The 'Boscombe Bowmen' are a group of Early Bronze Age burials (dated to about 2,300 BC), found in a single grave at Boscombe Down, an aircraft testing site south of Amesbury. Known as bowmen due to the amount of flint arrowheads found in their grave, the burial consists of seven individuals: three children, a teenager and three men, all apparently related to each other.
Finds from the grave are similar in character to that of the Amesbury Archer and included an unusually high amount of Beaker pottery, flint tools, a boar’s tusk and a finely worked bone toggle. Again it was chemical testing on the teeth that provided the clue as to where these people originated, in this case the men grew up in Wales but migrated to southern Britain in childhood. A British origin for the Bowmen is interesting, considering the continental nature of many of their grave goods (the Beaker pots decorated with plaited cord, the bone toggle). It surely cannot be a coincidence that one of the few parallels for such grave goods in Britain is the nearby burial of the Amesbury Archer.

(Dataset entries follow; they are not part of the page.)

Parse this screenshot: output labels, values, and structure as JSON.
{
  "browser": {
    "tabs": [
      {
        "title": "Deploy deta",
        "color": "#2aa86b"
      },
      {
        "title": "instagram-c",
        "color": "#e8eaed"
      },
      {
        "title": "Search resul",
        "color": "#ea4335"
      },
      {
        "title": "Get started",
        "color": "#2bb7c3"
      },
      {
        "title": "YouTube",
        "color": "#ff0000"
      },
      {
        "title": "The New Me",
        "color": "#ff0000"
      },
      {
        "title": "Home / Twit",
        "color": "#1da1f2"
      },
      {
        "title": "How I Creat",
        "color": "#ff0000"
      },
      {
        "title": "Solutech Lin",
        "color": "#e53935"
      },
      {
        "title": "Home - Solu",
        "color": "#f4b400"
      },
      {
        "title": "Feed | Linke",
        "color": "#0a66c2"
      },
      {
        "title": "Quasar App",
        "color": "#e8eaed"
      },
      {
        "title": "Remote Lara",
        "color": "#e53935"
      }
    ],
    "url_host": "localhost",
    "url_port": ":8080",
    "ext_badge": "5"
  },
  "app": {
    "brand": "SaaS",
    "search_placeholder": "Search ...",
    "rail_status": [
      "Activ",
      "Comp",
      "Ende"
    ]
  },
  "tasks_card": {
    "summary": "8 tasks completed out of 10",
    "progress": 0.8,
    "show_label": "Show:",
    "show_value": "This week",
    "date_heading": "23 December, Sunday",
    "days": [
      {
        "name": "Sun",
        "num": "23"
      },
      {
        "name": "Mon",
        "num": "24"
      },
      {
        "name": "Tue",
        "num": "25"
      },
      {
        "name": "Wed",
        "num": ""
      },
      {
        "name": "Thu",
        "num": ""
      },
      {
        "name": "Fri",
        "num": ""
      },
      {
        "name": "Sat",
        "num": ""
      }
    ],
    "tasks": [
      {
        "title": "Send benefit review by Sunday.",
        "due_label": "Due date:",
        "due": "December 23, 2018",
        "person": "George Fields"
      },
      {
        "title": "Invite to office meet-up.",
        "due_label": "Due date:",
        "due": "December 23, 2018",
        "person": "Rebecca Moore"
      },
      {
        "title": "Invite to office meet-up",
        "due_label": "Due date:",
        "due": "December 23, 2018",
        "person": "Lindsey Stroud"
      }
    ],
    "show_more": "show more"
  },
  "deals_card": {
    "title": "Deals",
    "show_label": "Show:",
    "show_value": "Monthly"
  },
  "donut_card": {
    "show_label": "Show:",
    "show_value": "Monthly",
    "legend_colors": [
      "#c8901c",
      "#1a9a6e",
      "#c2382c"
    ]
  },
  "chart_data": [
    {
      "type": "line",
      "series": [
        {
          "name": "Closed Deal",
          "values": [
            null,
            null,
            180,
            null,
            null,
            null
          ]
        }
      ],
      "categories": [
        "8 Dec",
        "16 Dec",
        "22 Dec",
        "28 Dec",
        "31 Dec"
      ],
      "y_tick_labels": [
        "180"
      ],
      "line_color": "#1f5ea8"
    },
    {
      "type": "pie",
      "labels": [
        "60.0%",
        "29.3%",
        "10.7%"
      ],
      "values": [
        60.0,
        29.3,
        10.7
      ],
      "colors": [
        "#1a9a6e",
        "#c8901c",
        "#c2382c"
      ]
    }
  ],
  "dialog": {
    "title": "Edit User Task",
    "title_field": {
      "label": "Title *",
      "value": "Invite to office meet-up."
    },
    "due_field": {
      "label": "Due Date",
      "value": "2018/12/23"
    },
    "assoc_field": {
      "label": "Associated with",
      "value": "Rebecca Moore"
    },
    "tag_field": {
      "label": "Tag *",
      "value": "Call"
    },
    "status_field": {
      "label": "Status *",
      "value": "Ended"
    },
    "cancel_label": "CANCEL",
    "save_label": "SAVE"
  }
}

The Stonehenge Burials by Brian HaughtonGiven that the Boscombe Bowmen were roughly contemporary with the transport and erection of the Welsh bluestones at Stonehenge it is believed by many researchers that they may have accompanied the stones on their 300km (186 miles) trek to Salisbury Plain from south Wales. Considered together, the burials of the Amesbury Archer and the Boscombe Bowmen offer fascinating evidence not only for people who may have been involved in the task of designing and constructing Stonehenge, but also for close ties between Britain and continental Europe more than 4200 years ago.

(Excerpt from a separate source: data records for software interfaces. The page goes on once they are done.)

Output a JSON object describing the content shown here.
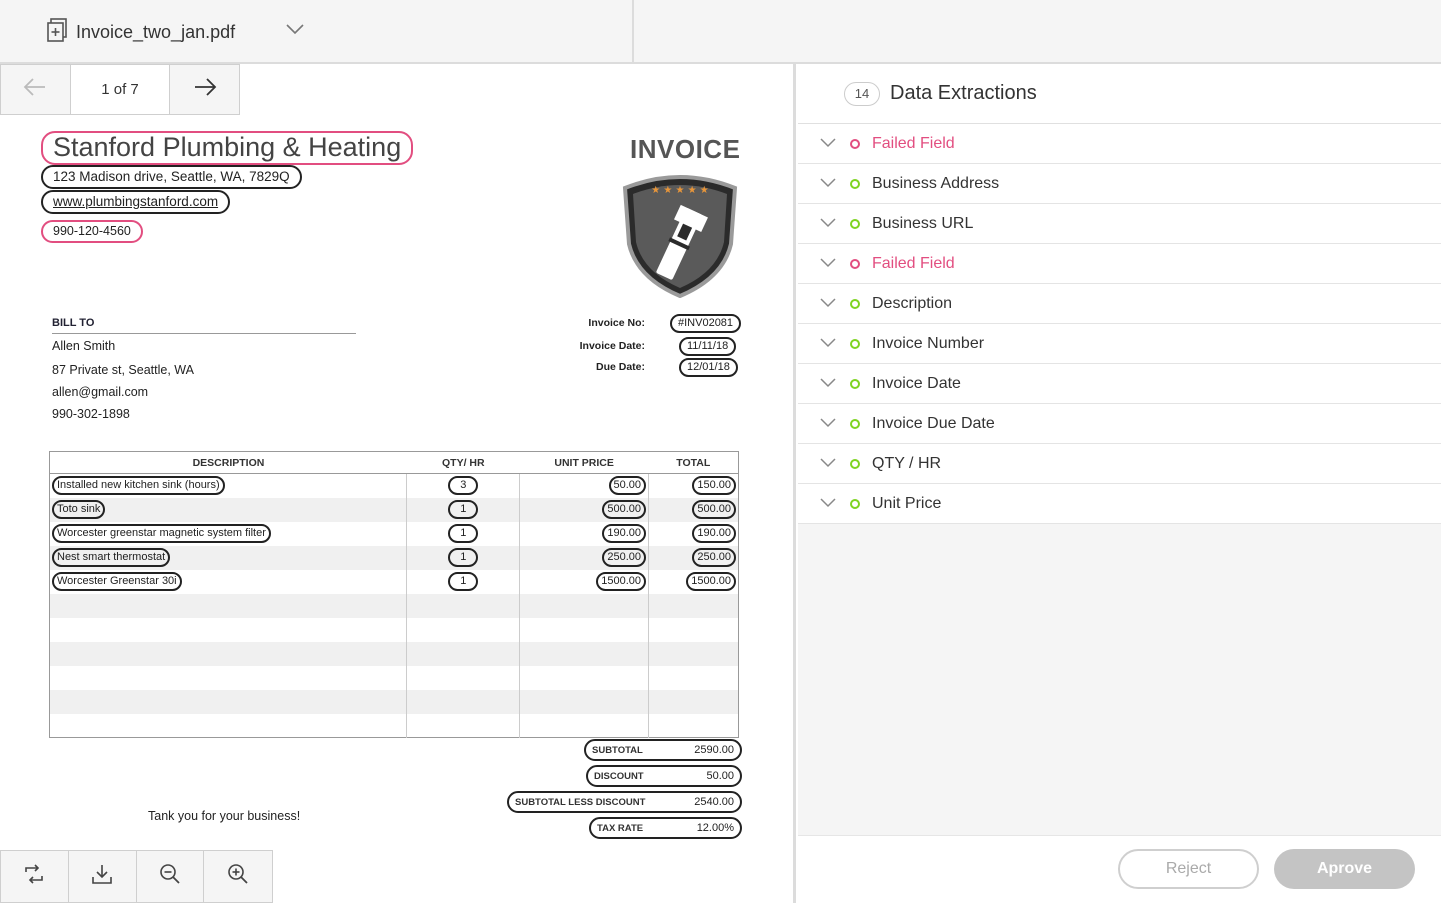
{
  "file": {
    "name": "Invoice_two_jan.pdf"
  },
  "pager": {
    "info": "1 of 7"
  },
  "invoice": {
    "business_name": "Stanford Plumbing & Heating",
    "business_address": "123 Madison drive, Seattle, WA, 7829Q",
    "business_url": "www.plumbingstanford.com",
    "business_phone": "990-120-4560",
    "title": "INVOICE",
    "bill_to_heading": "BILL TO",
    "bill_to": [
      "Allen Smith",
      "87 Private st, Seattle, WA",
      "allen@gmail.com",
      "990-302-1898"
    ],
    "meta": [
      {
        "label": "Invoice No:",
        "value": "#INV02081"
      },
      {
        "label": "Invoice Date:",
        "value": "11/11/18"
      },
      {
        "label": "Due Date:",
        "value": "12/01/18"
      }
    ],
    "columns": [
      "DESCRIPTION",
      "QTY/ HR",
      "UNIT PRICE",
      "TOTAL"
    ],
    "items": [
      {
        "description": "Installed new kitchen sink (hours)",
        "qty": "3",
        "unit_price": "50.00",
        "total": "150.00"
      },
      {
        "description": "Toto sink",
        "qty": "1",
        "unit_price": "500.00",
        "total": "500.00"
      },
      {
        "description": "Worcester greenstar magnetic system filter",
        "qty": "1",
        "unit_price": "190.00",
        "total": "190.00"
      },
      {
        "description": "Nest smart thermostat",
        "qty": "1",
        "unit_price": "250.00",
        "total": "250.00"
      },
      {
        "description": "Worcester Greenstar 30i",
        "qty": "1",
        "unit_price": "1500.00",
        "total": "1500.00"
      }
    ],
    "totals": [
      {
        "label": "SUBTOTAL",
        "value": "2590.00"
      },
      {
        "label": "DISCOUNT",
        "value": "50.00"
      },
      {
        "label": "SUBTOTAL LESS DISCOUNT",
        "value": "2540.00"
      },
      {
        "label": "TAX RATE",
        "value": "12.00%"
      }
    ],
    "thanks": "Tank you for your business!"
  },
  "extractions": {
    "count": "14",
    "title": "Data Extractions",
    "items": [
      {
        "label": "Failed Field",
        "status": "failed"
      },
      {
        "label": "Business Address",
        "status": "ok"
      },
      {
        "label": "Business URL",
        "status": "ok"
      },
      {
        "label": "Failed Field",
        "status": "failed"
      },
      {
        "label": "Description",
        "status": "ok"
      },
      {
        "label": "Invoice Number",
        "status": "ok"
      },
      {
        "label": "Invoice Date",
        "status": "ok"
      },
      {
        "label": "Invoice Due Date",
        "status": "ok"
      },
      {
        "label": "QTY / HR",
        "status": "ok"
      },
      {
        "label": "Unit Price",
        "status": "ok"
      }
    ]
  },
  "actions": {
    "reject_label": "Reject",
    "approve_label": "Aprove"
  },
  "colors": {
    "failed": "#e24e80",
    "ok": "#7ed321",
    "approve_bg": "#c4c4c4"
  }
}
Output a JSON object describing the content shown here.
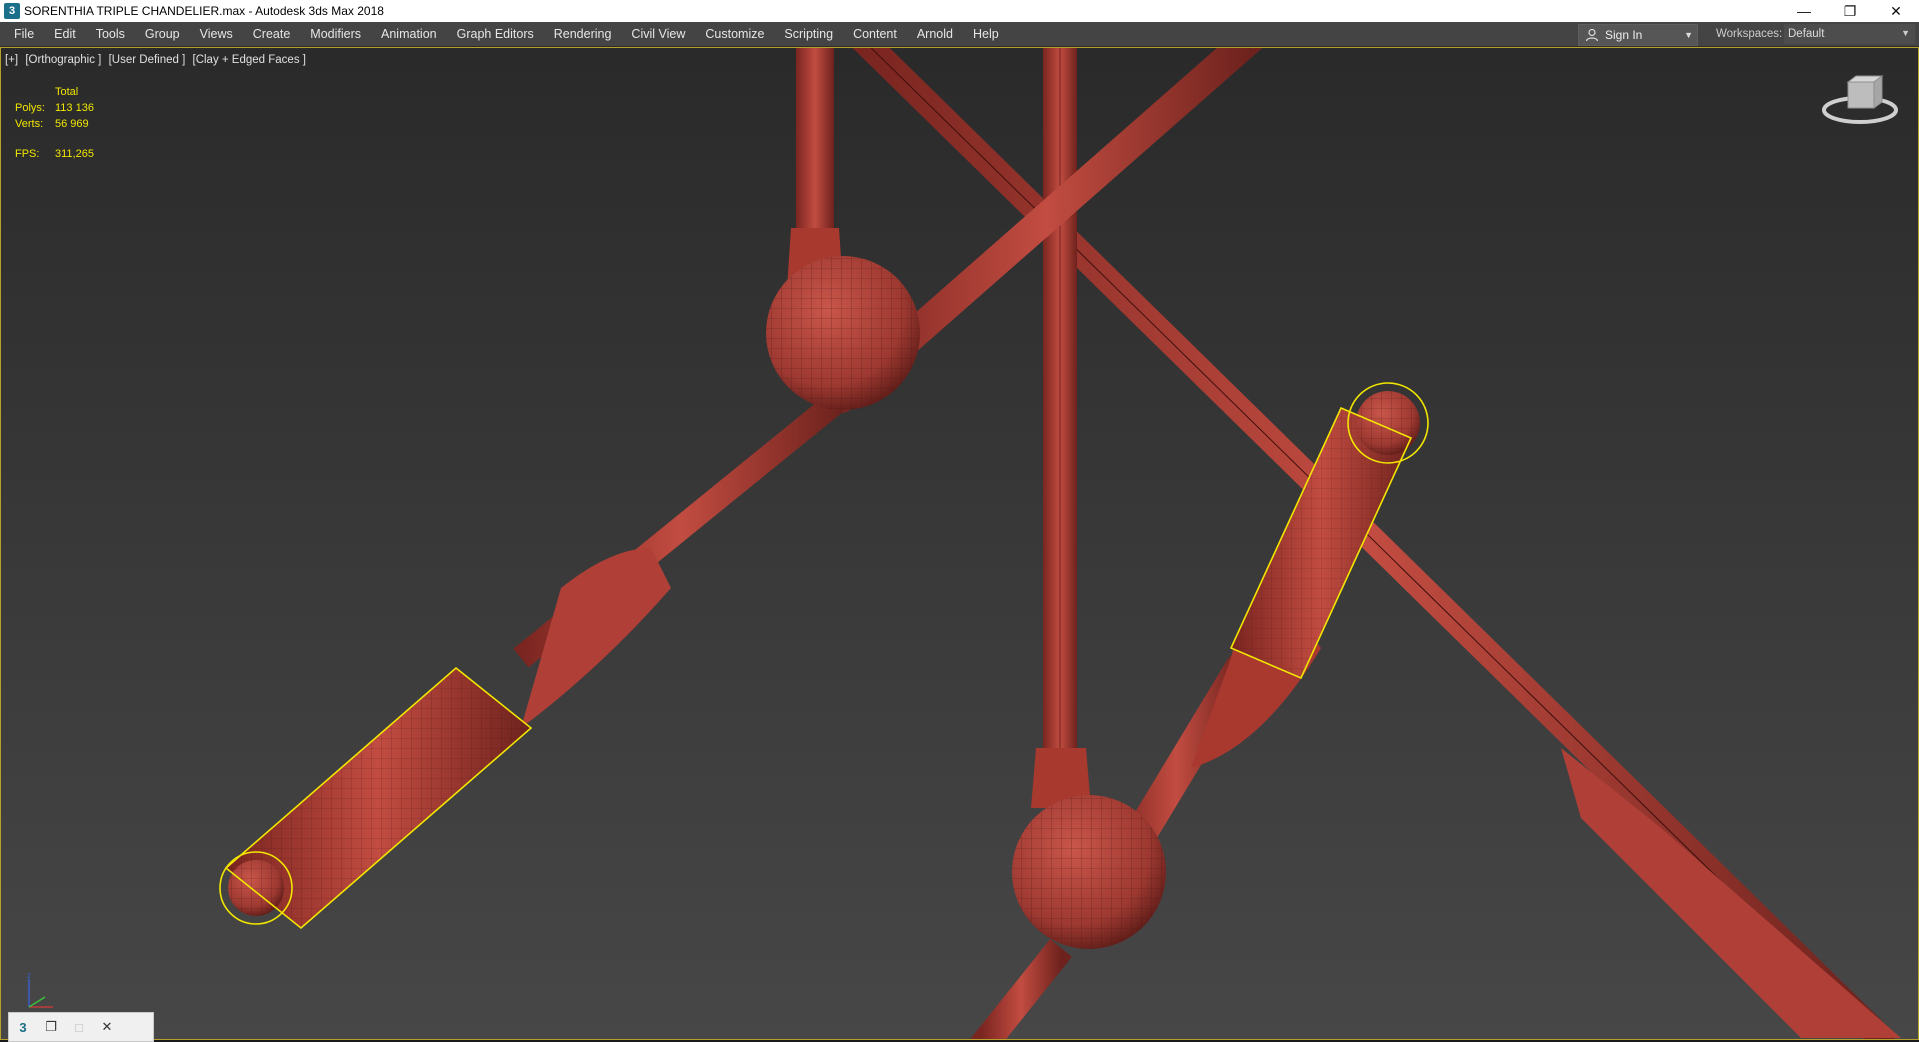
{
  "window": {
    "title": "SORENTHIA TRIPLE CHANDELIER.max - Autodesk 3ds Max 2018",
    "app_icon_glyph": "3",
    "controls": {
      "minimize": "—",
      "restore": "❐",
      "close": "✕"
    }
  },
  "menubar": {
    "items": [
      "File",
      "Edit",
      "Tools",
      "Group",
      "Views",
      "Create",
      "Modifiers",
      "Animation",
      "Graph Editors",
      "Rendering",
      "Civil View",
      "Customize",
      "Scripting",
      "Content",
      "Arnold",
      "Help"
    ],
    "sign_in": "Sign In",
    "workspaces_label": "Workspaces:",
    "workspaces_value": "Default"
  },
  "viewport": {
    "labels": [
      "[+]",
      "[Orthographic ]",
      "[User Defined ]",
      "[Clay + Edged Faces ]"
    ],
    "stats": {
      "header": "Total",
      "polys_label": "Polys:",
      "polys_value": "113 136",
      "verts_label": "Verts:",
      "verts_value": "56 969",
      "fps_label": "FPS:",
      "fps_value": "311,265"
    },
    "axis_label": "z",
    "accent_color": "#b8a12a",
    "model_color": "#b5433a",
    "selection_color": "#f2e600"
  },
  "bottom_panel": {
    "icons": [
      "3ds-max-icon",
      "restore-icon",
      "maximize-icon",
      "close-icon"
    ],
    "glyphs": [
      "3",
      "❐",
      "□",
      "✕"
    ]
  }
}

The Boy with the Amber necklace
A further sensational burial at Stonehenge came to light in September 2010, though the grave had originally been discovered in 2005. Nicknamed ‘the Boy with the Amber necklace’, the skeleton again came from Boscombe Down, but this time belonged to the end of the Early Bronze Age (it was radiocarbon dated to around 1550 BC).

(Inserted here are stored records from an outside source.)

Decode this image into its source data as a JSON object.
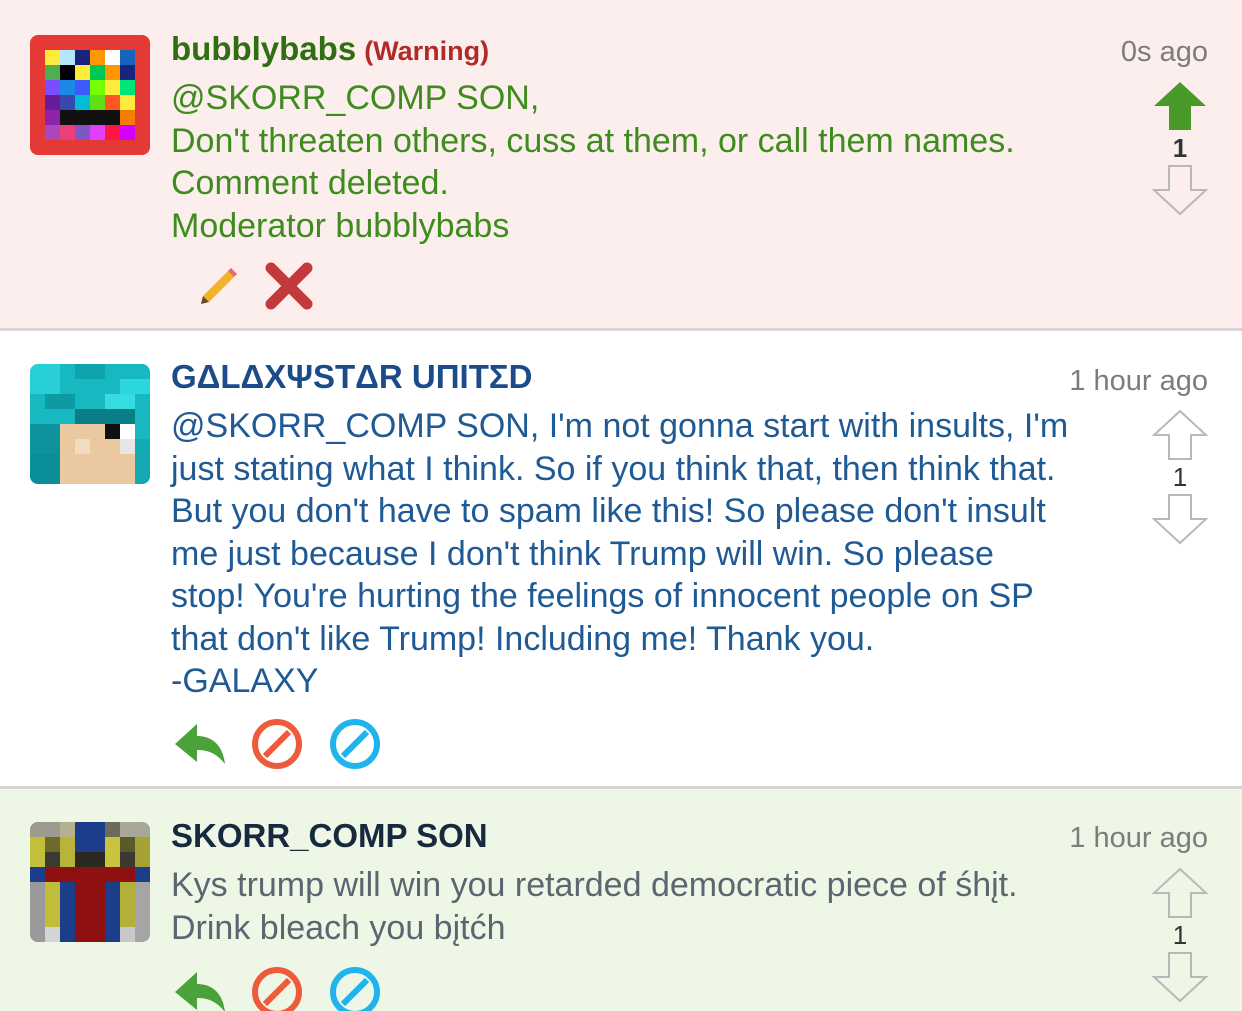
{
  "comments": [
    {
      "username": "bubblybabs",
      "warning": "(Warning)",
      "time": "0s ago",
      "lines": [
        "@SKORR_COMP SON,",
        "Don't threaten others, cuss at them, or call them names.",
        "Comment deleted.",
        "Moderator bubblybabs"
      ],
      "score": "1",
      "upvoted": true,
      "actions": [
        "pencil-icon",
        "delete-x-icon"
      ]
    },
    {
      "username": "GΔLΔXΨSTΔR UΠITΣD",
      "time": "1 hour ago",
      "lines": [
        "@SKORR_COMP SON, I'm not gonna start with insults, I'm",
        "just stating what I think. So if you think that, then think that.",
        "But you don't have to spam like this! So please don't insult",
        "me just because I don't think Trump will win. So please",
        "stop! You're hurting the feelings of innocent people on SP",
        "that don't like Trump! Including me! Thank you.",
        "-GALAXY"
      ],
      "score": "1",
      "upvoted": false,
      "actions": [
        "reply-icon",
        "block-red-icon",
        "block-blue-icon"
      ]
    },
    {
      "username": "SKORR_COMP SON",
      "time": "1 hour ago",
      "lines": [
        "Kys trump will win you retarded democratic piece of śhįt.",
        "Drink bleach you bįtćh"
      ],
      "score": "1",
      "upvoted": false,
      "actions": [
        "reply-icon",
        "block-red-icon",
        "block-blue-icon"
      ]
    }
  ],
  "colors": {
    "upvote_active": "#4a9a2a",
    "reply_green": "#4aa33a",
    "block_red": "#ee5a3c",
    "block_blue": "#1fb5ec",
    "delete_red": "#c43a3a"
  }
}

The skeleton, which was discovered next to a Bronze Age barrow (burial mound), was of a 14 or 15 year-old boy had been buried wearing a necklace of around 90 amber beads. Amber necklaces are rare and exotic objects; the amber would have been brought to the Stonehenge area from the Baltic Sea, perhaps Denmark, and may have arrived as lumps of raw material before being fashioned into tiny beads locally.
Close examination of the skeleton revealed another astonishing fact. When Professor Jane Evans, Head of Archaeological Science at the British Geological Survey, analysed tooth enamel samples from the teenage boy, she discovered that he was not local. Far from it. Professor Evans’ results showed that the Boy with the Amber necklace had in fact grown up in a much warmer climate than Britain, probably the Mediterranean. But what was he doing at Stonehenge? The necklace suggests the boy was a person of significant status and importance, but little else.
One theory is that the boy travelled as part of a family group on some kind of pilgrimage to Stonehenge, even though the great monument was already 1500 years old at this time.
Was the boy’s family perhaps involved in the last known construction phase in the history of Stonehenge (in the 16th century BC), the Y and Z Holes? These mysterious features, two rings of concentric circular pits cut around the outside of the Sarsen Circle, are of unknown origin and function and have long puzzled archaeologists. Unfortunately, without more in depth analysis of the Amber Boy’s skeleton and more finds from contemporary burials, it is impossible to say.
Nevertheless, the fascinating series of burials around Stonehenge illustrate that people were travelling huge distances to the monument over a period of perhaps a thousand years, suggesting that it possessed a Europe-wide reputation as one of the most sacred and revered places in the ancient world.